Aim of the task | Select all lines in the records that include "this".
[Start of section]
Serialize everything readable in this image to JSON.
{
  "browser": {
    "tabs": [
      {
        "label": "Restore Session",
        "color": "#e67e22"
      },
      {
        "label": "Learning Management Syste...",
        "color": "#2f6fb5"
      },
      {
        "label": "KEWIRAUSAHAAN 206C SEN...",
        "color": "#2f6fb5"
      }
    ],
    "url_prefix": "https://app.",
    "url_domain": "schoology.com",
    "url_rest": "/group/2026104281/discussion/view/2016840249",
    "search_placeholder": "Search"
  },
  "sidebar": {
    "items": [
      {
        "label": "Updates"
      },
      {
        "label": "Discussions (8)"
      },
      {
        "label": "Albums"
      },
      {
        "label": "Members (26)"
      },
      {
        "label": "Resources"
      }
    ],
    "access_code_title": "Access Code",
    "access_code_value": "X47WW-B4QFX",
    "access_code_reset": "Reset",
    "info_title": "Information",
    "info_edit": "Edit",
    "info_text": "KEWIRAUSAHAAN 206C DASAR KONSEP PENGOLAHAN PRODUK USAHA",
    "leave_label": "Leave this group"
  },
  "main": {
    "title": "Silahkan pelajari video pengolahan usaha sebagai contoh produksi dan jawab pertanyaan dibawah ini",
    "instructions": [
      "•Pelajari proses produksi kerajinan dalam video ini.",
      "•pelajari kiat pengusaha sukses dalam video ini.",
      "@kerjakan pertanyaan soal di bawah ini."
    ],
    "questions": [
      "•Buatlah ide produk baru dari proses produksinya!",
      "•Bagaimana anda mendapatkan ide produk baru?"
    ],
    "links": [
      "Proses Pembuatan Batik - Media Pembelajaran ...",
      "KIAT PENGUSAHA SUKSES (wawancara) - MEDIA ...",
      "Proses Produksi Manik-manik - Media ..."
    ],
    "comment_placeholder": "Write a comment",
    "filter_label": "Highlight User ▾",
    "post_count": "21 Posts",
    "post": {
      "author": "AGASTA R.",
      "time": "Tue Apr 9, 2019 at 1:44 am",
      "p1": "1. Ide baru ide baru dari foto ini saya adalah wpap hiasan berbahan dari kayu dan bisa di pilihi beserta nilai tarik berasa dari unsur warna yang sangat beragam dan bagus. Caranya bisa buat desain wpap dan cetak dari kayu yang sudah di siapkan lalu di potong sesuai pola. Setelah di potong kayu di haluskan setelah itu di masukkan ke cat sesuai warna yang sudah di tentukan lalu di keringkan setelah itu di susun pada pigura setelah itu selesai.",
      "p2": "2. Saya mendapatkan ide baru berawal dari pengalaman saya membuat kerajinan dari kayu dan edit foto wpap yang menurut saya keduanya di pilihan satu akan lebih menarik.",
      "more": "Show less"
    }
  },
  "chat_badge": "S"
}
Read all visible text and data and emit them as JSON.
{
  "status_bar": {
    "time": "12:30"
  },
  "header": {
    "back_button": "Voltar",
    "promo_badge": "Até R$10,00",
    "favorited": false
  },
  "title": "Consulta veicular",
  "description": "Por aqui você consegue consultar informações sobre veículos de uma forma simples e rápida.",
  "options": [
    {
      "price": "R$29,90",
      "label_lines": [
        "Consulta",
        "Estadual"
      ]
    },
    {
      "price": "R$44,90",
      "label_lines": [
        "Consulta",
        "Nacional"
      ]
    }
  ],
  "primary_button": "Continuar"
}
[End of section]
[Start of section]
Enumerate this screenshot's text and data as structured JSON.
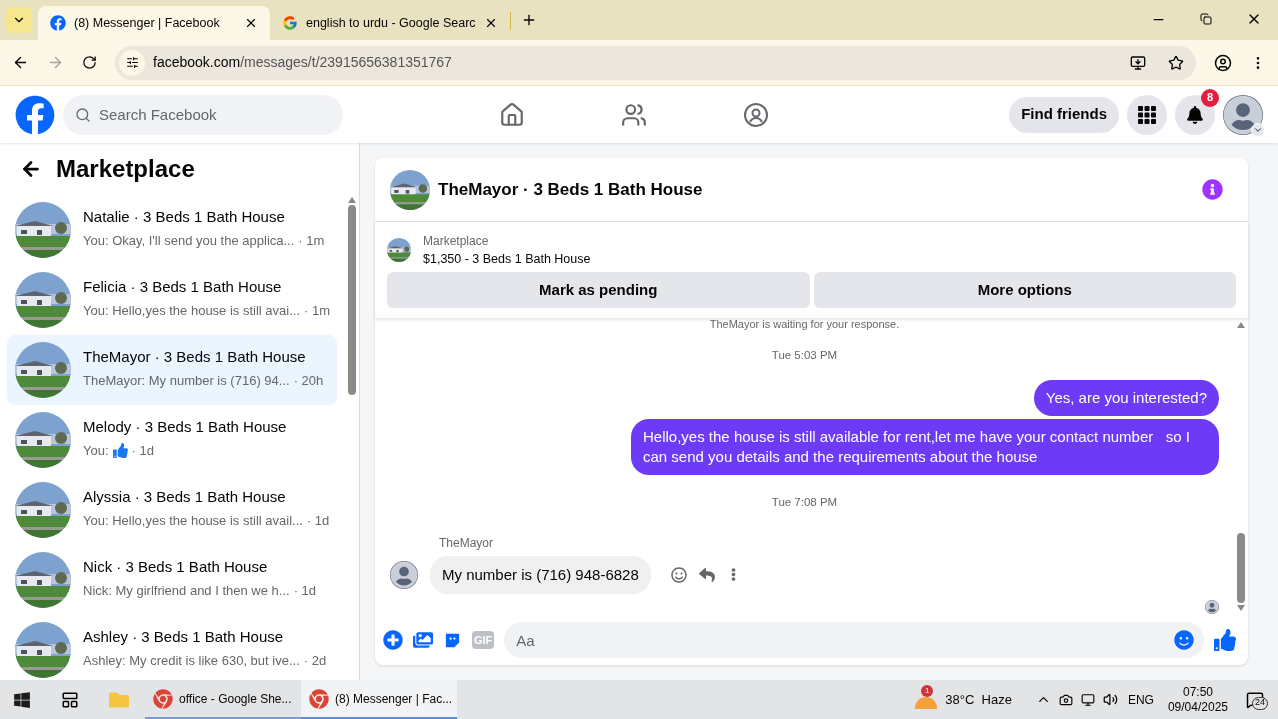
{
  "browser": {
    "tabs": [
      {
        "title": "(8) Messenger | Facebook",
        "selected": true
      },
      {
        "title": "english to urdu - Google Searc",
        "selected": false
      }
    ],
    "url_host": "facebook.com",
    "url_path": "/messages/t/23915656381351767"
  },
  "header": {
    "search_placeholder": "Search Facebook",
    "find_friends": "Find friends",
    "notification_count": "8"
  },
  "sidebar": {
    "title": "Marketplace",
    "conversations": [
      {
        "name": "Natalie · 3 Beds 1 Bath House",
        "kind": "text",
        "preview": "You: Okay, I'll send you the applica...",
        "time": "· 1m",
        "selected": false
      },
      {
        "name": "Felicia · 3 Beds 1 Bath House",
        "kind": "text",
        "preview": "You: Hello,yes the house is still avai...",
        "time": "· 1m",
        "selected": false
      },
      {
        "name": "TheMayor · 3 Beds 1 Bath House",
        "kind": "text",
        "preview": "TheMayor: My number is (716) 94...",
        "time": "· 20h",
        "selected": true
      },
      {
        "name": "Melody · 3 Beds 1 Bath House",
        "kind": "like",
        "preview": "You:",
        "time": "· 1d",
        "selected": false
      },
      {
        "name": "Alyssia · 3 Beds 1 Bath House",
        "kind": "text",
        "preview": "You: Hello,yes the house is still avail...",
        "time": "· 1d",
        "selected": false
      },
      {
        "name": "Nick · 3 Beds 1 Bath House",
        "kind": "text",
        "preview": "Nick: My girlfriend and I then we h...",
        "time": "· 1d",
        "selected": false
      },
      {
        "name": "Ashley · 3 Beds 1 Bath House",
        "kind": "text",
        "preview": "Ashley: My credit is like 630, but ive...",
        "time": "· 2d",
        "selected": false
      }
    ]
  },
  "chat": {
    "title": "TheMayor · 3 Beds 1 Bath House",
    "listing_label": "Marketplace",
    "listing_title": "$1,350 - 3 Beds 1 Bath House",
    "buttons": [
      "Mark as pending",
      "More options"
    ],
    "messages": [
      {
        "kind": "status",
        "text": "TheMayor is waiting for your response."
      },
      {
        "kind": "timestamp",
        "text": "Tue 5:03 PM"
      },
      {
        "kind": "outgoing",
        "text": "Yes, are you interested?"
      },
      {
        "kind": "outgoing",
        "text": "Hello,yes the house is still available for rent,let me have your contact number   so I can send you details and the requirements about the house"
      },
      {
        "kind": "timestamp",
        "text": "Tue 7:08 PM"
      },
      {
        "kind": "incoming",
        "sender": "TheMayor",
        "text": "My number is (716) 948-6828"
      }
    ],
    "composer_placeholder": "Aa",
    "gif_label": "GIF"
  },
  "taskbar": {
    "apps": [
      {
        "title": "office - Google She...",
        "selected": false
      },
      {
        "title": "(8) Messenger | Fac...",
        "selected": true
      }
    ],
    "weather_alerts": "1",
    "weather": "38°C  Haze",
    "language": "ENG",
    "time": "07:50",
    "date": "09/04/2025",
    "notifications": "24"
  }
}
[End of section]
Written answer |
Serialize everything readable in this image to JSON.
    "leave_label": "Leave this group"
Enumerate this screenshot's text and data as structured JSON.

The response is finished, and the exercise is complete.